Our hero is Jamie Morton, a vaguely successful musician and an incredibly successful heroin addict (no surprise there). Casting a shadow over his entire life is Reverend Jacobs. When Jamie is a young boy, the Jacobs family move in down the road and the Rev has a profound effect on Jamie and his family. Rev Jacobs is obsessed with electricity and experimenting with its restorative uses. Everything is ticking along nicely until a tragedy strikes the Reverend and he then ends up being fired from his job after giving what comes to be known as “The Terrible Sermon” (and it’s one of the most brilliantly awful parts of the book when it happens).

The Reverend vanishes but re-appears at key moments of Jamie’s life, having re-invented himself as a carny show healer who would make Jim Bakker look restrained and unimaginative.

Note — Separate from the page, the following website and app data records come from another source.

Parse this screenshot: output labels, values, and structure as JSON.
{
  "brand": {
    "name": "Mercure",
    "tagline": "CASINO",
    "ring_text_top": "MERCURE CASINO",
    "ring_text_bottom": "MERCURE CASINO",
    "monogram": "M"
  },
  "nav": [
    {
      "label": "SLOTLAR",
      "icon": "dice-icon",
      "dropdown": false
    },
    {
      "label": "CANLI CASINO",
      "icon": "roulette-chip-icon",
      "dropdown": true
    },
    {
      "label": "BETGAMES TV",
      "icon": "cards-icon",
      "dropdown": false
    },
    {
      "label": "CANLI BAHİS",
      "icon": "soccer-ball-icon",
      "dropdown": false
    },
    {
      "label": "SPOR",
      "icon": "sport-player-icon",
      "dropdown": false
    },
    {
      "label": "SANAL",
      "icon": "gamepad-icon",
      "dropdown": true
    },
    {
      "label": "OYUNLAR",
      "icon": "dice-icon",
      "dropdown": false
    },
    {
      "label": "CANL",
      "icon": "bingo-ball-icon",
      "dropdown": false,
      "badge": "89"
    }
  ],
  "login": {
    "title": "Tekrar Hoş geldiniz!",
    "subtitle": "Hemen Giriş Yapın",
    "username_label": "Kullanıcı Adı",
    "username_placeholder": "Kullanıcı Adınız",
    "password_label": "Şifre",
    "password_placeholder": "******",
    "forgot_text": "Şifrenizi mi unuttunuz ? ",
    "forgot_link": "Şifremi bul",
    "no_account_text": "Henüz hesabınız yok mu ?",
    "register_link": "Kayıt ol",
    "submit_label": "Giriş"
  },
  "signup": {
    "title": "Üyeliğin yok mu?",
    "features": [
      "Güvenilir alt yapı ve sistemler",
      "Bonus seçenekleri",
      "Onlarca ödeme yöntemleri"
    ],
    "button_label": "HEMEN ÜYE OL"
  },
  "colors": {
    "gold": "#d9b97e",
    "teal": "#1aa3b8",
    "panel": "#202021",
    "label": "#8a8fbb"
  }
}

His experiments with electricity sees him performing real healings, with some fake ones thrown in for show. He has harnessed electricity to cure things conventional medicine cannot. He cures Jamie of his heroin addiction, for starters. There are side effects though, unpleasant ones and never will the banality of the phrase “something happened” seem so gruesome.

As they both grow older, Jacobs obsession with electricity grows exponentially, his grip on sanity loosens and his claws sink ever deeper into Jamie’s life as we head towards the apparently terrifying conclusion. And I am going to give nothing further away about the story or its conclusion than that. Whether or not you find it terrifying is up to you, but what I will say is that it seems King has found his showdown mojo. His latest two or three works have all had final chapters which range from chilling to heartbreaking, but are all richly satisfying. And this is most definitely satisfying. And after the grand finale, there’s an epilogue to really hammer things home. Up until the final portion, when King goes full on Frankenstein’s Monster, this is an intriguing and well crafted novel. Thereafter, it’s a demonstration of how lame American Horror Story really is and an abject lesson in how reading something can scare you into sleeping with the lights on.